American Pastor Saeed Abedini, wrongly imprisoned in Iran for over a year, has been forced to endure brutal, abusive treatment in recent days according to press reports out of Iran.
Friends and family of Abedini – as well as many fellow Americans were hoping and praying that his case would be brought up during US negotiations with Iran in Geneva, a couple of weeks ago, but that was not to be. Since then, his situation has become more dire.
Via the ACLJ:
Last month Pastor Saeed was transferred from the political prisoner ward of Evin prison, a notoriously dangerous prison, to the violent criminal ward of Rajai Shahr prison, the deadliest prison in Iran. This week we learned that Pastor Saeed has been repeatedly robbed and threatened at knifepoint in this new prison.Pastor Saeed’s health is also deteriorating. He is experiencing increased pain in his stomach as he is being denied necessary medication by Iranian authorities. He is malnourished, covered in lice, and losing weight because of horrendous prison conditions.
A joint subcommittee hearing of the House Foreign Affairs Committee has been scheduled for Thursday, December 12th at 9:30am.
Sekulow writes, “in light of his deadly situation and the Obama Administration’s refusal to even ask for Pastor Saeed’s release in recent direct negotiations with Iran, it is imperative that Congress speak out. The U.S. State Department and the Obama Administration must make Pastor Saeed’s freedom a true priority. The life of a U.S. citizen – whose only “crime” is his Christian faith – is a stake.”
In a recent statement, Senator Ted Cruz called the Obama administration’s abandonment of Abedini, and the other political prisoners held in Iran, “unconscionable.”
“It is unconscionable that senior American diplomats, including the Secretary of State, who were conducting cordial negotiations with their Iranian counterparts in Geneva in the days after Pastor Saeed’s transfer, could not bring themselves to even mention his name, or those of fellow Americans detained in Iran, Amir Hekmati and Robert Levinson. We are informed by administration officials that the issue of the American prisoners is ‘on the margins’ of more important diplomatic work, and that in any event, President Obama mentioned Abedini and Hekmati to Iranian President Hasan Rouhani when they spoke by telephone in September.
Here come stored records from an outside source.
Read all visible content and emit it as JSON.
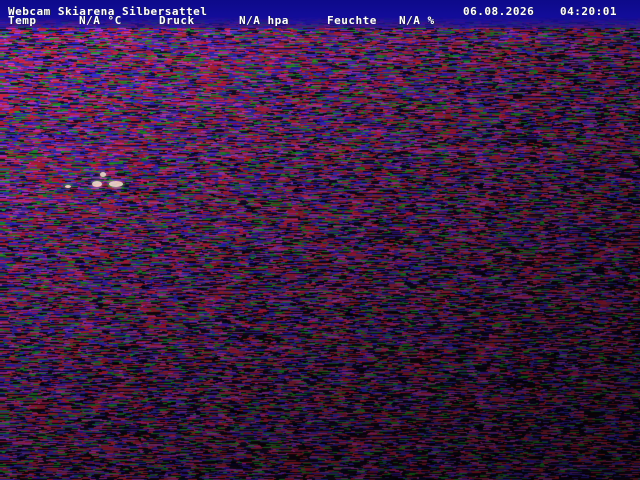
{
  "overlay": {
    "title": "Webcam Skiarena Silbersattel",
    "date": "06.08.2026",
    "time": "04:20:01",
    "temp_label": "Temp",
    "temp_value": "N/A °C",
    "pressure_label": "Druck",
    "pressure_value": "N/A hpa",
    "humidity_label": "Feuchte",
    "humidity_value": "N/A %"
  },
  "colors": {
    "header_band": "#120c9a",
    "text": "#ffffff",
    "noise_red": "#d02030",
    "noise_blue": "#3020d0",
    "noise_green": "#20a030",
    "noise_magenta": "#c030c0"
  }
}
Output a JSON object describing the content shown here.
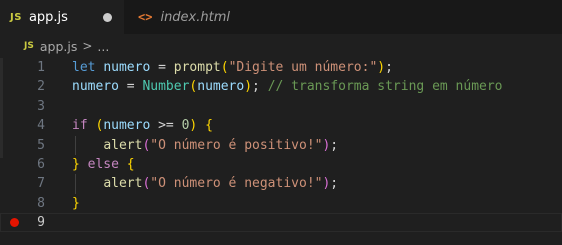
{
  "tabs": [
    {
      "badge": "JS",
      "label": "app.js",
      "active": true,
      "modified": true
    },
    {
      "badge": "<>",
      "label": "index.html",
      "active": false
    }
  ],
  "breadcrumb": {
    "badge": "JS",
    "file": "app.js",
    "separator": ">",
    "more": "..."
  },
  "lines": [
    {
      "number": "1",
      "tokens": [
        {
          "t": "let",
          "c": "kw"
        },
        {
          "t": " ",
          "c": "op"
        },
        {
          "t": "numero",
          "c": "var"
        },
        {
          "t": " = ",
          "c": "op"
        },
        {
          "t": "prompt",
          "c": "fn"
        },
        {
          "t": "(",
          "c": "p1"
        },
        {
          "t": "\"Digite um número:\"",
          "c": "str"
        },
        {
          "t": ")",
          "c": "p1"
        },
        {
          "t": ";",
          "c": "op"
        }
      ]
    },
    {
      "number": "2",
      "tokens": [
        {
          "t": "numero",
          "c": "var"
        },
        {
          "t": " = ",
          "c": "op"
        },
        {
          "t": "Number",
          "c": "cls"
        },
        {
          "t": "(",
          "c": "p1"
        },
        {
          "t": "numero",
          "c": "var"
        },
        {
          "t": ")",
          "c": "p1"
        },
        {
          "t": "; ",
          "c": "op"
        },
        {
          "t": "// transforma string em número",
          "c": "cmt"
        }
      ]
    },
    {
      "number": "3",
      "tokens": []
    },
    {
      "number": "4",
      "tokens": [
        {
          "t": "if",
          "c": "ctrl"
        },
        {
          "t": " ",
          "c": "op"
        },
        {
          "t": "(",
          "c": "p1"
        },
        {
          "t": "numero",
          "c": "var"
        },
        {
          "t": " >= ",
          "c": "op"
        },
        {
          "t": "0",
          "c": "num"
        },
        {
          "t": ")",
          "c": "p1"
        },
        {
          "t": " ",
          "c": "op"
        },
        {
          "t": "{",
          "c": "p1"
        }
      ]
    },
    {
      "number": "5",
      "tokens": [
        {
          "t": "    ",
          "c": "op"
        },
        {
          "t": "alert",
          "c": "fn"
        },
        {
          "t": "(",
          "c": "p2"
        },
        {
          "t": "\"O número é positivo!\"",
          "c": "str"
        },
        {
          "t": ")",
          "c": "p2"
        },
        {
          "t": ";",
          "c": "op"
        }
      ]
    },
    {
      "number": "6",
      "tokens": [
        {
          "t": "}",
          "c": "p1"
        },
        {
          "t": " ",
          "c": "op"
        },
        {
          "t": "else",
          "c": "ctrl"
        },
        {
          "t": " ",
          "c": "op"
        },
        {
          "t": "{",
          "c": "p1"
        }
      ]
    },
    {
      "number": "7",
      "tokens": [
        {
          "t": "    ",
          "c": "op"
        },
        {
          "t": "alert",
          "c": "fn"
        },
        {
          "t": "(",
          "c": "p2"
        },
        {
          "t": "\"O número é negativo!\"",
          "c": "str"
        },
        {
          "t": ")",
          "c": "p2"
        },
        {
          "t": ";",
          "c": "op"
        }
      ]
    },
    {
      "number": "8",
      "tokens": [
        {
          "t": "}",
          "c": "p1"
        }
      ]
    },
    {
      "number": "9",
      "tokens": [],
      "current": true,
      "breakpoint": true
    }
  ],
  "colors": {
    "editor_bg": "#1f1f1f",
    "tabbar_bg": "#181818",
    "breakpoint": "#e51400",
    "js_badge": "#cbcb41",
    "html_badge": "#e37933"
  }
}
“The President’s action should not have been an end unto itself but rather the first step in a sustained effort to get these men home. Their unconditional release should be central, not peripheral, to any further agreement with Iran. If the United States was prepared to release an Iranian nuclear scientist, Mojtaba Atarodi, as a good faith gesture paving the way to direct negotiations between our two nations for the first time in more than thirty years, the Iranians should have been required to do at least as much. We should have told them up front that their detention of our citizens and hostile rhetoric against the United States and our ally Israel is unacceptable, rather than engaging, without preconditions, in a negotiation that will provide the Iranian regime substantial sanction relief while doing nothing to curb–let alone end–its pursuit of a nuclear weapon.
“A recent Pew poll reveals that American’s confidence in our position in the world is at an all-time low. For the first time, a majority of Americans–some 53%–believe our global role is declining. Showing clear and decisive leadership on the American prisoners of conscience unjustly detained in hostile nations, including Cuba and North Korea as well as Iran, would be a good place to start reversing this trend.”